By Craig Hoffman

(LOUISVILLE, May 21st, 2004, 12:05 p.m.) -- Tainted fuel causing gas gauge and other problems just adds to the frustration of surging gas prices -- prices that are forcing consumers to change spending habits. Many people are adjusting their budgets to fill their tanks. And believe it or not, when traveling, flying may actually be cheaper than driving your car. WAVE 3's Craig Hoffman reports.

"I definitely can't buy as much, I can't," said Whitney Blandford of Louisville, as she purchased items at the Dawahares Department Store in Mall St. Matthews. "Clothes, shorts and everything -- go for those 50 percent off racks. I have to watch my money."

Blandford isn't the only one. Many people are adjusting their budgets, thanks to surging gasoline prices. That includes Dani Harper of Louisville. "I have to have gas money for school, and to get home, do things. So it's kind of penny pinching a little bit."

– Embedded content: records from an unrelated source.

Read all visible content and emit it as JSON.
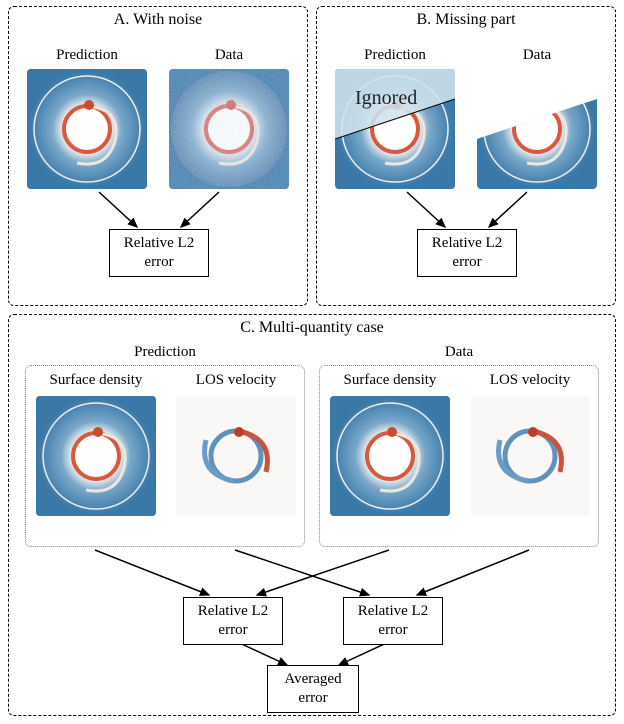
{
  "panelA": {
    "title": "A. With noise",
    "prediction_label": "Prediction",
    "data_label": "Data",
    "error_label": "Relative L2\nerror"
  },
  "panelB": {
    "title": "B. Missing part",
    "prediction_label": "Prediction",
    "data_label": "Data",
    "ignored_label": "Ignored",
    "error_label": "Relative L2\nerror"
  },
  "panelC": {
    "title": "C. Multi-quantity case",
    "prediction_group_label": "Prediction",
    "data_group_label": "Data",
    "surface_density_label": "Surface density",
    "los_velocity_label": "LOS velocity",
    "error_label_left": "Relative L2\nerror",
    "error_label_right": "Relative L2\nerror",
    "averaged_label": "Averaged\nerror"
  }
}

The National Retail Federation is conducting a survey to see how rising fuel prices are hurting sales. Wal-Mart reports it's losing about $7 per customer, per week because of higher gas prices.

Dawahares store manager Bryan Moody said his store had the best Mothers's Day sales in years. But he admits skyrocketing pump prices are a concern. "At present, I think it's too short-term, I don't think the price increase has been there long enough to affect mindset. I think they're (consumers) going to be thinking about it a bit more, and if they keep going up, many shoppers will hold on to their cash and use credit cards."

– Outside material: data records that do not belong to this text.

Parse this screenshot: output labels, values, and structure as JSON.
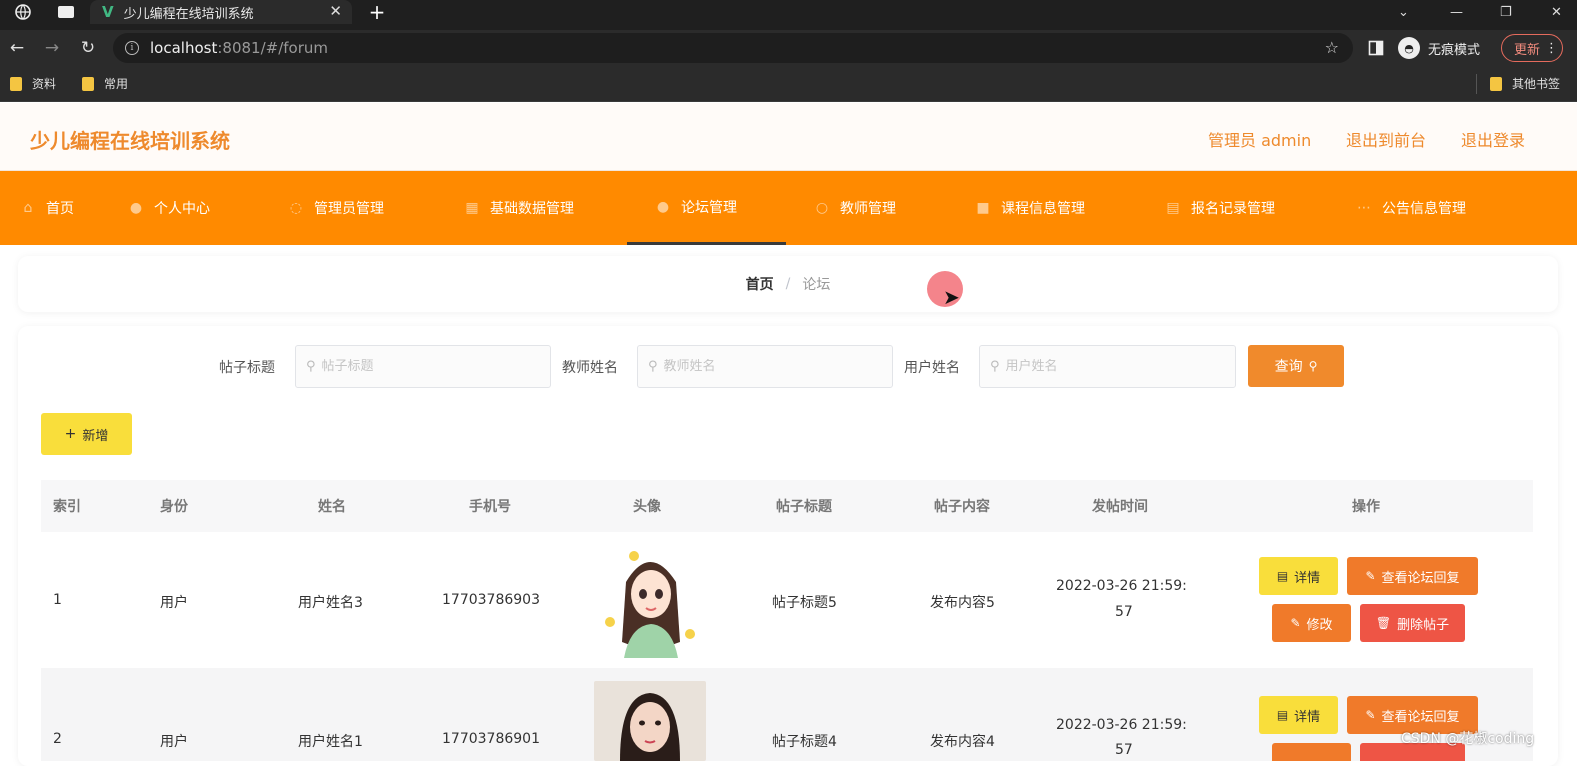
{
  "browser": {
    "tab_title": "少儿编程在线培训系统",
    "url_host": "localhost",
    "url_rest": ":8081/#/forum",
    "incognito_label": "无痕模式",
    "update_label": "更新",
    "bookmarks": [
      "资料",
      "常用"
    ],
    "other_bookmarks": "其他书签"
  },
  "header": {
    "title": "少儿编程在线培训系统",
    "admin_label": "管理员 admin",
    "to_front": "退出到前台",
    "logout": "退出登录"
  },
  "menu": {
    "items": [
      {
        "label": "首页",
        "icon": "home-icon"
      },
      {
        "label": "个人中心",
        "icon": "user-icon"
      },
      {
        "label": "管理员管理",
        "icon": "info-icon"
      },
      {
        "label": "基础数据管理",
        "icon": "database-icon"
      },
      {
        "label": "论坛管理",
        "icon": "user-icon"
      },
      {
        "label": "教师管理",
        "icon": "circle-icon"
      },
      {
        "label": "课程信息管理",
        "icon": "book-icon"
      },
      {
        "label": "报名记录管理",
        "icon": "list-icon"
      },
      {
        "label": "公告信息管理",
        "icon": "notice-icon"
      }
    ],
    "active_index": 4
  },
  "breadcrumb": {
    "home": "首页",
    "separator": "/",
    "current": "论坛"
  },
  "search": {
    "title_label": "帖子标题",
    "title_placeholder": "帖子标题",
    "teacher_label": "教师姓名",
    "teacher_placeholder": "教师姓名",
    "user_label": "用户姓名",
    "user_placeholder": "用户姓名",
    "query_button": "查询"
  },
  "toolbar": {
    "add_button": "新增"
  },
  "table": {
    "columns": [
      "索引",
      "身份",
      "姓名",
      "手机号",
      "头像",
      "帖子标题",
      "帖子内容",
      "发帖时间",
      "操作"
    ],
    "rows": [
      {
        "index": "1",
        "role": "用户",
        "name": "用户姓名3",
        "phone": "17703786903",
        "title": "帖子标题5",
        "content": "发布内容5",
        "time_line1": "2022-03-26 21:59:",
        "time_line2": "57"
      },
      {
        "index": "2",
        "role": "用户",
        "name": "用户姓名1",
        "phone": "17703786901",
        "title": "帖子标题4",
        "content": "发布内容4",
        "time_line1": "2022-03-26 21:59:",
        "time_line2": "57"
      }
    ],
    "actions": {
      "detail": "详情",
      "view_replies": "查看论坛回复",
      "edit": "修改",
      "delete": "删除帖子"
    }
  },
  "watermark": "CSDN @花椒coding",
  "colors": {
    "brand_orange": "#ff8a00",
    "title_orange": "#ee8a2d",
    "yellow_button": "#f9de3b",
    "orange_button": "#f07a2a",
    "red_button": "#ee5545"
  }
}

It is getting more expensive to travel. People are still taking trips, but planning ahead. "Got a plane trip planned later this summer, but that's about it," said Phyllis Leibson of Louisville, as she filled up her tank at the St. Matthews Chevron Station. "I have to say: the high cost of gasoline is a consideration."

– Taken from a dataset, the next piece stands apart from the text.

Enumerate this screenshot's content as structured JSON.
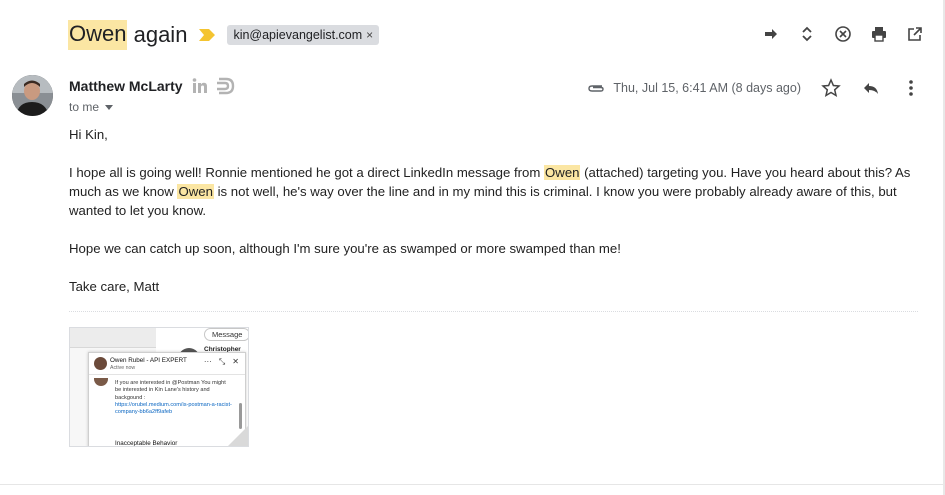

Some people plan to travel by air this summer, instead of by car. Round trip airfare purchased in advance from Louisville to Orlando is $118. Take the same trip by car, and you could spend $111; and for owners of SUVs, that same trip will cost around $176.

If you want to fly to New York City, a ticket purchased in advance goes for $178. By car, Kentucky AAA says it is $100. -- $157.96 if you drive an SUV.

But Kyle Winkler of Carson Wagonlit in Louisville reminds people to be flexible when booking air travel. "If you can, say, go during off times, say mid-week, down travel time, middle of the day, late in the evening as opposed to early evening, or morning. You can then find some good fares."

Winkler says fares can change at anytime, and that delays with airport security will add extra time to your trip.

If you're planning on taking a trip and want to estimate how your fuel will cost, visit http://www.fuelcostcalculator.com.

Online Reporter: Craig Hoffman

Online Producer: Michael Dever